While removing the apartment's "small obsolete rooms" and inserting glass partitions to create a more open layout, Nook Architects took care to preserve the apartment's original features.
From the outset, the client – a translator and writer – stipulated that she needed the apartment to function as a work space, as well as a place to host friends and family.
The Barcelona-based architects explained: "With this strong focus on versatility, she wanted the uses of different rooms to be interchangeable so as not to create any sort of spatial hierarchy."
Entered off a central stairwell, a pathway circles the perimeter of the apartment connecting each of its rooms, which can be separated off by large sliding doors that disappear into the walls. Glass panel walls and doors with timber and metal frames allow light to flow through the rooms even when doors are shut.
"We opted for a form of room division that is lightweight, transparent and practical," said the architects. "As a result, areas could be isolated from one another, yet remain visible."

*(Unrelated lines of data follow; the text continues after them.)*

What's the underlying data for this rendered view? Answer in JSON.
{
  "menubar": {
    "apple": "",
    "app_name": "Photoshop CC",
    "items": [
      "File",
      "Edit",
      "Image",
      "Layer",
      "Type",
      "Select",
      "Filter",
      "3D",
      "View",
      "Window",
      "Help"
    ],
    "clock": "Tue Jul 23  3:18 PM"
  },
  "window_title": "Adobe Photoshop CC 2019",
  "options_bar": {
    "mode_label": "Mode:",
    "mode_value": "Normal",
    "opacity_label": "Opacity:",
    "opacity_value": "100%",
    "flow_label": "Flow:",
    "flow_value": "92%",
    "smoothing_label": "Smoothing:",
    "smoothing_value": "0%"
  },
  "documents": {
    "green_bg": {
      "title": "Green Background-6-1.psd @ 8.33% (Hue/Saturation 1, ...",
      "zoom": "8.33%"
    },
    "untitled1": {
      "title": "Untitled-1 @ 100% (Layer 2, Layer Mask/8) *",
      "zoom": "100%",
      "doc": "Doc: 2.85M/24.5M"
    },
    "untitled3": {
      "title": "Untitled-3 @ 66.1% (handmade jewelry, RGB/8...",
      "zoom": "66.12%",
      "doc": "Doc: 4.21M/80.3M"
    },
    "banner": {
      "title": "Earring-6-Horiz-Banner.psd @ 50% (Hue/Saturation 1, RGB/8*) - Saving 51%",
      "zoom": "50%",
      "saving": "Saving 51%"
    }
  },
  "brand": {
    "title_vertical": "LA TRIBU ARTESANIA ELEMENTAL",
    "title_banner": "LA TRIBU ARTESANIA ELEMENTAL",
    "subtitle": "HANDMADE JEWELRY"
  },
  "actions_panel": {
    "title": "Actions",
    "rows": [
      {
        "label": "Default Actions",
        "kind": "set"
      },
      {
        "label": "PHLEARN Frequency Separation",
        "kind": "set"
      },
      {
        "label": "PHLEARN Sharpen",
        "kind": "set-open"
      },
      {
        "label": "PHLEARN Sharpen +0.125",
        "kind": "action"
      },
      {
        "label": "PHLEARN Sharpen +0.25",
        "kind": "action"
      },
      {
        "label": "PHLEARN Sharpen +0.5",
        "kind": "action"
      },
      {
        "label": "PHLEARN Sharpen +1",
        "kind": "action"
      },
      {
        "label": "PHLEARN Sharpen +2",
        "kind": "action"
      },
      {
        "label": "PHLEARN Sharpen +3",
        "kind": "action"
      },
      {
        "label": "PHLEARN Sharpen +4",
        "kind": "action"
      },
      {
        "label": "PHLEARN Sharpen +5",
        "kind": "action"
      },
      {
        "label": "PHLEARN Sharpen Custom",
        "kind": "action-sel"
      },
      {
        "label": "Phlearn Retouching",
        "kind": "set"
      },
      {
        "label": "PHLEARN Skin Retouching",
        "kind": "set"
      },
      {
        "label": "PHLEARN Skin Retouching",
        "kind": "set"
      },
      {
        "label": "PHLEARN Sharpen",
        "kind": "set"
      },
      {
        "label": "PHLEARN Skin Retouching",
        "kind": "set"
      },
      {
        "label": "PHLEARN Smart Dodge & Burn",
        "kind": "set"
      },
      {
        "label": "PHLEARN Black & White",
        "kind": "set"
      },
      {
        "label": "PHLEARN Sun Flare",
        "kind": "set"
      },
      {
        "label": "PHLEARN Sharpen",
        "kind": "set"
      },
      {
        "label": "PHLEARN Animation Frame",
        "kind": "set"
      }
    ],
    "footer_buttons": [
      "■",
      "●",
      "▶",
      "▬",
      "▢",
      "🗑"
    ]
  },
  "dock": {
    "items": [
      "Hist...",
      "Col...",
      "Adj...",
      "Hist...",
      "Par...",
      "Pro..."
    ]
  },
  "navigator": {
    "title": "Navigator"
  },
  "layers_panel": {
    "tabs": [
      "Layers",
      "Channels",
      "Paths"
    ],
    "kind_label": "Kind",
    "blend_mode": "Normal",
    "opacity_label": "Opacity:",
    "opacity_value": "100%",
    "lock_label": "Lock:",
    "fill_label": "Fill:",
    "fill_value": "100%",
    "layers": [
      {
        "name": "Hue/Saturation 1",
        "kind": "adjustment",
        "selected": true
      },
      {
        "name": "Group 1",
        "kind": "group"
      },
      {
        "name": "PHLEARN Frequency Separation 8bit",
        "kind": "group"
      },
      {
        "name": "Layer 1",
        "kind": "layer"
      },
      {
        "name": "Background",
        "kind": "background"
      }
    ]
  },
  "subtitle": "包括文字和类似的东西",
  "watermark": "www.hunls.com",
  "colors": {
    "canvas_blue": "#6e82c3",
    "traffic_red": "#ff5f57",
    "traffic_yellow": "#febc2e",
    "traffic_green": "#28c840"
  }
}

Spanning the entire width of the apartment, the kitchen sits at the centre of the plan, linking to all other areas in the apartment through its four doorways.
Windows that look into a central lightwell provide daylight in the kitchen, bathroom, laundry and storage rooms.
Sandwiched by two Crittal glass screens, the master bedroom with its adjoining bathroom, wardrobe and office functions as a "flat within a flat" said the architects. If needed, the office space can also be used as a second bedroom, satisfying the client's need for flexibility.
Floating shelves that mimic the apartment's original exposed beams were incorporated into the design to provide storage space for the client's sizable book collection – hence the project title, The Bookcase.
"We transformed the apartment into one great bookcase, using large wooden shelves to accommodate the client's collection of more than four thousand books," explained the architects.
"We integrated the shelving with the existing wooden beams so as to give a sense of linearity and achieve continuity from one side of the room to the other. The same lineal aesthetic was applied to other elements in the apartment, such as the bathrooms, kitchen and clothes storage."
As well as uncovering the apartment's original beams, the Barcelona-based architects were able to recondition the original roofing blocks, floor tiles and joinery. New materials, including wood shelving, steel room dividers, and concrete worktops, sinks and flooring, were selected to complement the building's original surfaces.
On the terrace, the architects focused on restoring the original elements, such as the balustrades and existing ceramic tiles. Here, the layout was reconfigured to create overlapping sections on different levels.
Led by architects Ana García, Joan G Cortés and Rubén F Berenguer, Nook Architects primarily works on refurbishment projects in Barcelona's historic buildings.
The studio – which ranked at number 90 on the inaugural Dezeen Hot List – also recently completed a bed and breakfast featuring vibrant blue tiles and cobalt-hued paintwork, and a flat where mirrors create the illusion of extra space.
Photography is by Nieve I Productora Audiovisual